You started your career in the States. Do you think there are differences in the research environment between the US and Europe, and was there a transition period for you?
There are definitely are some differences. When I came of age as an Assistant Professor, the field I was in was basically a fraternity. It was a bit rough, at first trying to gain access to the fraternity and then discovering that I was never going to become a member. That was slightly oppressive. Here in Europe, I don’t see that at all and I don’t get a sense of cliques. There’s a kind of gentility in people’s interactions. It’s a little more civilised here. On the other hand, that civility, I think, maybe has a downside that it slows progress down a little bit on social issues in academia.
My impression was also when I came here that the work ethic was different, and that took some getting used to. People in America are a bit more hungry, perhaps. At Caltech, I would drive by my lab coming home from a dinner at 2 a.m. and there would be lights on in my lab. That happens here less often. But I think that is also changing in the States, too. Globally everyone is trying to work a little less and be more balanced in life, not a bad thing.
You’re known as a champion of diversity and inclusion, especially of women, in neuroscience. Why have you chosen to dedicate so much energy to this?

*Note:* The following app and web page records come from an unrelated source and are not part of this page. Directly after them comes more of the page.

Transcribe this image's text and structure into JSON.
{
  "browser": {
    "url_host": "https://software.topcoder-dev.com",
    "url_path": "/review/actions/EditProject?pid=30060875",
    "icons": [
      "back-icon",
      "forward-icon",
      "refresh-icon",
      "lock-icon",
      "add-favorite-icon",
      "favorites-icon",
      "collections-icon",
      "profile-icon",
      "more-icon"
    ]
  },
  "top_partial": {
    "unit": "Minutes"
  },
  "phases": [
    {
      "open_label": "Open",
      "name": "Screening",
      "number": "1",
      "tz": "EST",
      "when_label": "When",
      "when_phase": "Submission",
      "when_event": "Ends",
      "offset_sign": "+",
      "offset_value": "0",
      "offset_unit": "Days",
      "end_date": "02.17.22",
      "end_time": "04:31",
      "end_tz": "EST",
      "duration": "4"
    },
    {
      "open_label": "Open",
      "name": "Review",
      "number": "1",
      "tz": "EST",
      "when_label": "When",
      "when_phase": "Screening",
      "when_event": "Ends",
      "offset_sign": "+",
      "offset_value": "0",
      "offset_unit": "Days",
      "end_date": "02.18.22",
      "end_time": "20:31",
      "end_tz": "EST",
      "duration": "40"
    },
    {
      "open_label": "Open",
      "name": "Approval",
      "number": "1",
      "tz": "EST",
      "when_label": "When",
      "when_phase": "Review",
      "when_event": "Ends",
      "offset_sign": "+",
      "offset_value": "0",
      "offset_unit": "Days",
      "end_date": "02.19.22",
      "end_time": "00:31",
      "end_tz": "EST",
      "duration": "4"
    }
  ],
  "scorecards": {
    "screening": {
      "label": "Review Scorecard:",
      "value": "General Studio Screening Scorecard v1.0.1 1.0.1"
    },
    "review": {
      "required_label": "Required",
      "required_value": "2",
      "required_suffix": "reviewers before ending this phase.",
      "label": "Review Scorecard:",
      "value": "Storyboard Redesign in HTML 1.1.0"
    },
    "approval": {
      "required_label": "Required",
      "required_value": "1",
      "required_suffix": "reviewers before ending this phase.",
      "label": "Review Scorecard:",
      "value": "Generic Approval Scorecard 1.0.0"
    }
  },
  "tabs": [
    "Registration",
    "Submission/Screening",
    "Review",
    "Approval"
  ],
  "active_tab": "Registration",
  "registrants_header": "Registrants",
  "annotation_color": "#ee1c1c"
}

It’s seeing the numbers and the inherent unfairness. It’s funny, in biology you don’t start out feeling like a minority [as a woman]. I didn’t even feel I was in the minority as a postdoc. But then I got my job at Caltech, and there was less than 20% female faculty, and an incredibly patronising attitude from some of the senior people. Just looking around at the inequalities at Caltech, there was also only around 30% female undergrads on campus.
I became aware of the unfairness of things. For example, it was not part of normal procedure when someone was coming up for tenure to consider if they had had children or not. Let’s say you’re pregnant, you had to go to your chair and ask him, because it was always a man, if you could have an extension of your tenure clock. We fought then to make the extension automatic, and then it was your decision if you wanted to decline. It’s a personal choice to have kids, but we also have kids for our village, for our society. We should support people who are supporting the village, and make it possible for people to do both [research and child rearing] if they want.
Finally, when you look back on your career in the future, what will you have been proud to achieve?
There are two things. One thing, that I think we have already achieved, is that we have made some really important discoveries about neurons and how they make proteins locally. I’m very proud of that.
But as you get more senior, you begin to think, have I made a difference for people? Have people grown as scientists, as humans, when they’ve been working with me? And have I made the world a better place for women and girls? I like to think that a lot of the work that I’ve done since coming to Germany and the Max Planck Society, has really made some important contributions and changed the way people are recruited. The gender demographics have changed. I’m very proud of that, too. It could be that I end up being more known for that than for science, but I hope it’s both.
We’re sure it will be. Thank you so much for speaking to us.(© Emilie Steinmark / AcademiaNet / Spektrum.de)